Work required | Find each line of the entries with the string "true", please, and copy it.
(Input for this task)
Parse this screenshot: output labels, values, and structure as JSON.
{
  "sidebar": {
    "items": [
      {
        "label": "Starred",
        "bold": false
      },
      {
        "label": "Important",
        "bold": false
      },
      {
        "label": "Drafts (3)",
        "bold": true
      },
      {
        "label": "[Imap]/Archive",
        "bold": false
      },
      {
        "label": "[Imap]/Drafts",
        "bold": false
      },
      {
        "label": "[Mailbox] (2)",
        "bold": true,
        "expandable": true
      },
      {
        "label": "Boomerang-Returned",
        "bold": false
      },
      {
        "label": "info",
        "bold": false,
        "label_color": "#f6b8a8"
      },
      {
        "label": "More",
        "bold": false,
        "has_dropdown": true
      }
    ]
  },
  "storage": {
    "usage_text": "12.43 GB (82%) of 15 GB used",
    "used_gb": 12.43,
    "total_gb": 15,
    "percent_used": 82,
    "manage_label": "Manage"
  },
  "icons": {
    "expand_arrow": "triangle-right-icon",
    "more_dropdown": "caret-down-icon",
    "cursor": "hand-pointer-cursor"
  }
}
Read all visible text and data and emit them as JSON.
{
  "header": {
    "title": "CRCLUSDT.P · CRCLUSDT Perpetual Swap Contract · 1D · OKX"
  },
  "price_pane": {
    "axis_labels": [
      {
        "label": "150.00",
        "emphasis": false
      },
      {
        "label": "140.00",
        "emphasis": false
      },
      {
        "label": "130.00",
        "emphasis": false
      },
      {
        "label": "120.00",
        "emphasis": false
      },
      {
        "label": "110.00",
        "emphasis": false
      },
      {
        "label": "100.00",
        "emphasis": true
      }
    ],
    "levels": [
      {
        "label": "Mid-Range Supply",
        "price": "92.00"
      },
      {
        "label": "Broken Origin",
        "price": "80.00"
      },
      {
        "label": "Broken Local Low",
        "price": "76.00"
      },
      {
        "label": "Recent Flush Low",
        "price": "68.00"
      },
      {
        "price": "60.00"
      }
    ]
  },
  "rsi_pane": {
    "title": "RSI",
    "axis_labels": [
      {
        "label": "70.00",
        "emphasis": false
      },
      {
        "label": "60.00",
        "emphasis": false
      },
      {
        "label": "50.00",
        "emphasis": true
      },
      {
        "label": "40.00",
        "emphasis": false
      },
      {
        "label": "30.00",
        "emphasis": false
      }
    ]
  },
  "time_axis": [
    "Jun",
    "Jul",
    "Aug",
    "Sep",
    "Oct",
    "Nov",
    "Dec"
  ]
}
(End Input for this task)
Task output |
        "bold": true
        "bold": true,
        "expandable": true
        "has_dropdown": true
        "emphasis": true
        "emphasis": true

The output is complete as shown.